Cinemaissí are collaboration partners for Skábmagovat Indigenous People’s Film Festival 2020. Taking place this year from 23-26th January in Inari, Lapland, the festival is known for its Revontuli theatre, an outdoor theatre where the seats, walls and screen are all made of snow. It is one of the longest-standing international film festivals to screen only indigenous-made film, founded even before the enormous imagineNATIVE. Cinemaissí is honoured to be involved in their 22nd edition, with the spotlight on indigenous talent from Latin America.

For Skábmagovat 2020, Cinemaissí have enabled a film by Brazilian indigenous Director, Alberto Álvares, of Guarani-Ñandeva, to be a part of the festival selection, alongside such films as “Winaypacha”, the first Aymara film, and a new gem in Quechua from the brothers Alvaro Sarmiento and Diego Sarmiento.

Cinemaissí will also be attending the festival to meet with international directors, to listen to the discussions and to look out for future collaborations and possible film selections for 2020.

Born from a desire to learn from previous years and to evolve as a festival, through this project we are specifically acting upon the lessons learned during the ‘Indigenous Cultures’ discussion of the ‘Cinema in Conversation’ series in 2019.

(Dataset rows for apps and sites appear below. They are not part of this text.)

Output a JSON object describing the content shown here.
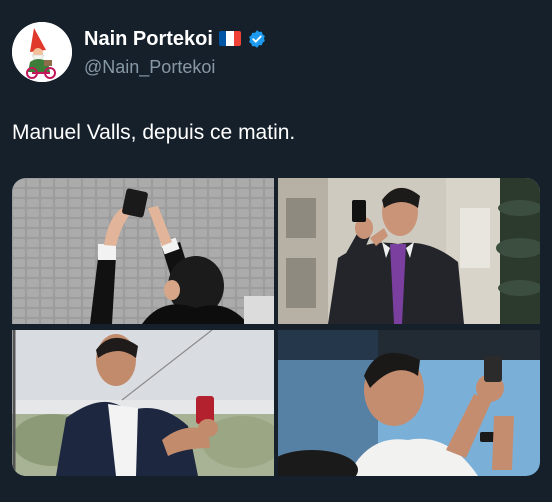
{
  "user": {
    "display_name": "Nain Portekoi",
    "handle": "@Nain_Portekoi",
    "avatar_icon": "garden-gnome-avatar",
    "flag_icon": "france-flag-icon",
    "verified_icon": "verified-badge-icon"
  },
  "tweet": {
    "text": "Manuel Valls, depuis ce matin."
  },
  "media": {
    "photo_count": 4,
    "photos": [
      {
        "subject": "man-from-behind-raising-phone"
      },
      {
        "subject": "man-in-suit-photographing"
      },
      {
        "subject": "man-with-red-phone"
      },
      {
        "subject": "man-photographing-stage"
      }
    ]
  },
  "colors": {
    "background": "#15202b",
    "text_primary": "#ffffff",
    "text_secondary": "#8899a6",
    "verified_blue": "#1d9bf0",
    "flag_blue": "#0055a4",
    "flag_red": "#ef4135"
  }
}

Self-representation through film is a powerful tool for indigenous communities across the world. In the conversation, Director Suvi West, described the suffering and oppression of the Sápmi people. Suvi highlighted that “indigenous cinema is a healing cinema”, “we make films for own people to be healed” and empower them to make films.

Knowing the importance of film for indigenous peoples, and especially during these turbulent political times in the Latin American continent, Cinemaissí is determined more than ever to ensure that the rich diversity and the many faces of Latin America reaches Finland and that these groups are given voice through film.

Alberto Álvares’ film “Memory Keepers”  is a documentary made in five Guarani villages in Rio de Janeiro State. It describes how the leaders and elders make memory and knowledge circulate by using prayers, narratives and beautiful words in the prayer house. It will be screening on Saturday 25th January at 15.00, in Siida, The Sámi Museum and Nature Centre.

This project was made possible by many people. A huge thanks goes to the belief and friendship established with Skábmagobvat and their Artistic Director, Jorma Lehtola. Thanks to the financial support of the Brazilian Cultural Centre of Finland as well as the hard work of Diego Barros and Bianca Benini in creating the connections with Brazil.

Thanks also go to indigenous writer Daniel Munduruku who connected this project to Vídeo nas Aldeias (VNA / Video in the Villages). The independent NGO creates important image archives about indigenous peoples in Brazil, and has produced over 70 films, most of which have received national and international awards. VNA created an open call which provided Skábmagovat with Alberto’s film for this year’s final selection. You can read more about their work and the filmmakers here.

Cinemaissí are looking forward to watching films by international talent and supporting indigenous film production under the Lapland starry sky.

You can read about “Cinemaissi goes Skábmagovat” on our blog and on social media at the end of January.